There is some dicsussion that health care reform should take a back seat in an economic stimulus package.
I suggest that health care reform can go a long way to jump start the economy by itself.
I make that argument for three reasons. First the current system of health care financing distorts the competitiveness of the American economy. Second, the current system of health care financing distorts the job market. Third, which is really an extension of the second, the current system of employment based health care financing inhibits the very creative forces that can energize the economy.
The current system of health care financing distorts the competitveness of the American economy.
This occurs both domestically and internationally. Let’s start by positing an ideal situation – if the cost of any input, say health care, is equal for all economic actors, the economy is more competitive. Some my quibble over the term “equal”. But a system that allows one employer in an industry to have a competive cost advantage over another employer because the first employer does not provide health care benefits and the second one does, is not a competitive economic system. It may qualify as a free market system, a system with no rules or where winners make the rules; but it is not a competitive system.

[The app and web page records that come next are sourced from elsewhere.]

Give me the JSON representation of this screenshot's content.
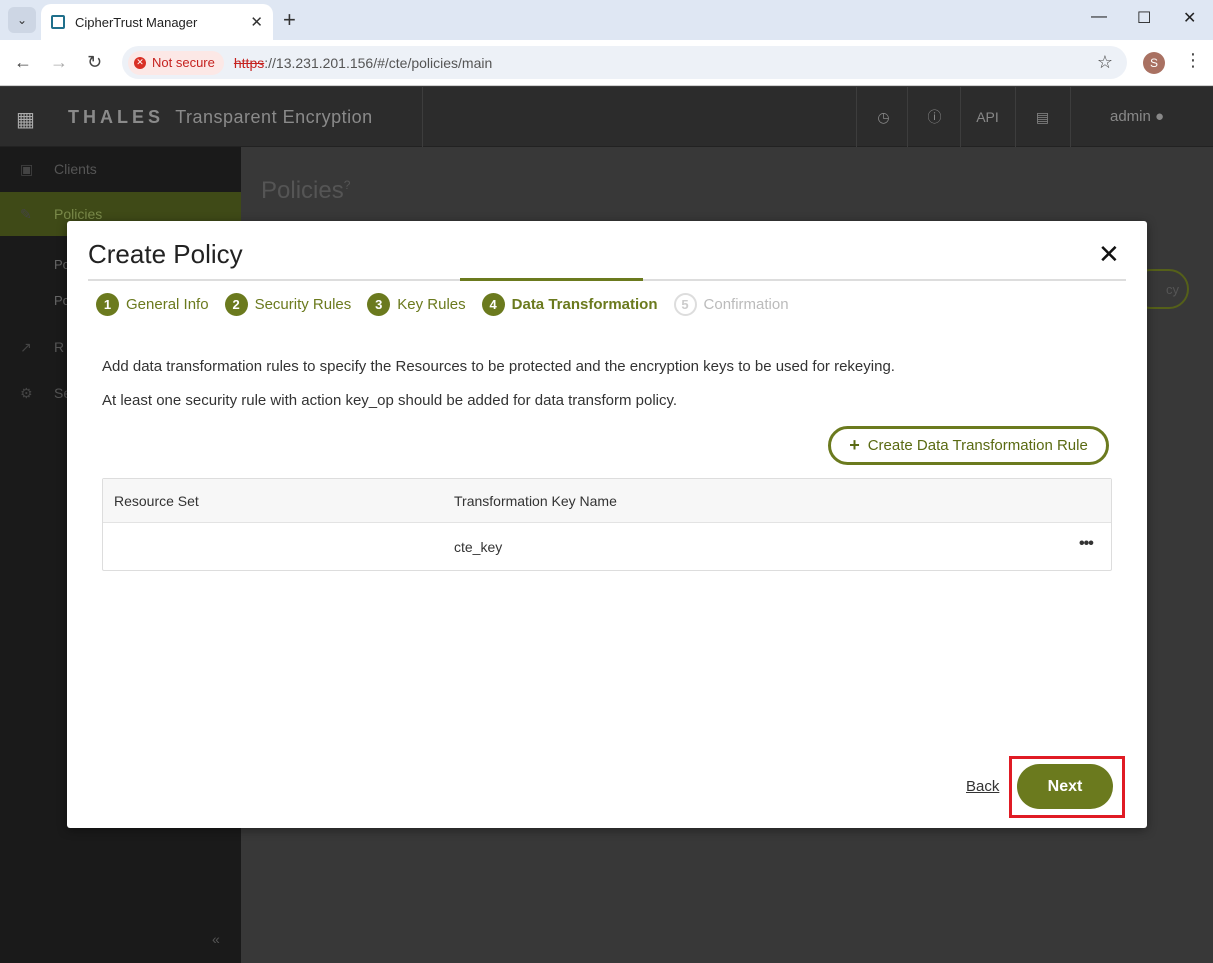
{
  "browser": {
    "tab_title": "CipherTrust Manager",
    "security_label": "Not secure",
    "url_scheme": "https",
    "url_rest": "://13.231.201.156/#/cte/policies/main",
    "profile_initial": "S"
  },
  "app": {
    "brand_thales": "THALES",
    "brand_product": "Transparent Encryption",
    "header_api": "API",
    "header_user": "admin",
    "sidebar": {
      "clients": "Clients",
      "policies": "Policies",
      "sub1": "Po",
      "sub2": "Po",
      "item3": "R",
      "item4": "Se"
    },
    "page_title": "Policies",
    "ghost_button": "cy"
  },
  "modal": {
    "title": "Create Policy",
    "steps": [
      {
        "num": "1",
        "label": "General Info"
      },
      {
        "num": "2",
        "label": "Security Rules"
      },
      {
        "num": "3",
        "label": "Key Rules"
      },
      {
        "num": "4",
        "label": "Data Transformation"
      },
      {
        "num": "5",
        "label": "Confirmation"
      }
    ],
    "desc1": "Add data transformation rules to specify the Resources to be protected and the encryption keys to be used for rekeying.",
    "desc2": "At least one security rule with action key_op should be added for data transform policy.",
    "create_rule_label": "Create Data Transformation Rule",
    "table": {
      "headers": [
        "Resource Set",
        "Transformation Key Name"
      ],
      "rows": [
        {
          "resource_set": "",
          "key_name": "cte_key"
        }
      ]
    },
    "back_label": "Back",
    "next_label": "Next"
  },
  "colors": {
    "accent": "#6b7a1e",
    "highlight": "#e01b24"
  }
}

But inequality in employer health care financing is more complicated than the decison to provide or not provide health care benefits. It has numerous manifestations. There can be different benefit levels, different levels of cost sharing between employees and employers, or different population risk profiles. The decsion to provide or not provide health care benefits to retirees can be a siginficant decsion affecting the competiveness of a company both nationally and internationally.
In our economy today, employers seek a competitive advantage, or to maintain competitiveness, by reducing the costs they pay for health care. They can do that in a number of ways that break down into three categories: provide a benefit package that is less “rich”, shift costs to their employees, or cover fewer people.

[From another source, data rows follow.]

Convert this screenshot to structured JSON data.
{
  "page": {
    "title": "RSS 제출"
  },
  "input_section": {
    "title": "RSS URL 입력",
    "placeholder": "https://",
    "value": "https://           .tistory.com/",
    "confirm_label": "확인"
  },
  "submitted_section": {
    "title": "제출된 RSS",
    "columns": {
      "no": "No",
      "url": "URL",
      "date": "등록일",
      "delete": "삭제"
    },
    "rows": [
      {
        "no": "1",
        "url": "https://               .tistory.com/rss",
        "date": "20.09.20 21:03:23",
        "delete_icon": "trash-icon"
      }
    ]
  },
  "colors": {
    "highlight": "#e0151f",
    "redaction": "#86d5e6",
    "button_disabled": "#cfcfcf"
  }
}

But the real question is, why should a company gain a competitive advantage in the marketplace for lowering the cost of an input that has nothing to do with their core business. Or conversely, why should a business that might otherwise be considered successful, be penalized in the marketplace, because they choose to take on more of the social costs of providing health care than their competitors. Certainly the auto industry could fit into the latter category.
Over the fifty years since Walter Reuther and GM President, Charles Wilson, agreed to employment based health insurance, the number of workers needed to produce a car has been sharply reduced. Any other business would be rewarded in the marketplace by cutting its manhours by two-thirds. Unfortunately, General Motors and the other automakers had agreed to continue to provide health insurance and pensions to those other two workers, who by now had retired after long working careers.
Walter Reuther, leader of the United Auto Workers during the 40′s when employer based health and pension plans gained their initial footing, accepted employer plans in part because he thought that they would place the auto companies and suppliers at a competitive disadvantage over the long run and the employers would come around to accept the necessity of a government sponsored plans. He underestimated the ideological rigidity of the employer class.
If, domestically, companies do not compete on a level playing field as a result of an inequitable financing of health care costs, that affect is even more dramatic in the international market place. Health care costs in the United States are significantly higher than the average for the rest of the industrialized world. So an American company whose costs are “average” already starts out at a competitive disadvantage. A company with a disproportionate share of society’s health care costs, for example an auto or steel manufacturer, is even more disadvantaged internationally.
So the key to restoring a level competitive playing field, where companies compete based on their core competencies, is to devise a system where no company bears a disproportionate share of the health care costs. By way of illustration, in Germany the federal government pays the cost of insuring the dependents of workers.
The current system of health care financing distorts the job market
This occurs primarily in two ways. Workers who “need” health insurance, heads of households for example, will try to find employment where they get health insurance coverage. That becomes the driving motivator that keeps them in a job that may not be best the use of the skills. Therefore because of an uneven and unreliable system of financing health care costs, the market place for jobs is not facilitating a optimal match of skills needed with skills offered.
From the employer’s perspective, the current system of health care financing generally requires a fixed cost per employee regardless of hours worked. This limits the employer’s flexibility. It may be more economical to require overtime, than to hire an additional employee. Likewise, decisions about concepts like job sharing, employee contracting, part time employment, phased retirements, and other flexible work arrangements are made much more difficult by the nature of health care financing in the United States.
Equitable financing of health care would increase the flexibility of employers in their hiring decisions and and find the best employees for the positions available.
The current system of health care financing stifles market creativity
Any time that freedom of choice is circumscribed, creativity is stifled. I often wonder how many business ideas were never brought to market because the idea person felt tied to his or her job fin order to keep their health insurance.
The irony is that freedom of choice is one of the reasons why employers, historically, have backed the current health care system. They have elevated freedom of choice in a non-core business function above freedom of choice and flexibility in their core business.
If the new Obama administration wants to leverage the impact of any economic stimulus package, it can unleash the creative energies of both employers and employees by coupling it with a major reform of the health care system.
There is one additional argument for linking health care reform to an economic stimulus package. If done right, it can save the economy billions of dollars that can be spent better. That is a topic that too self evident to belabor.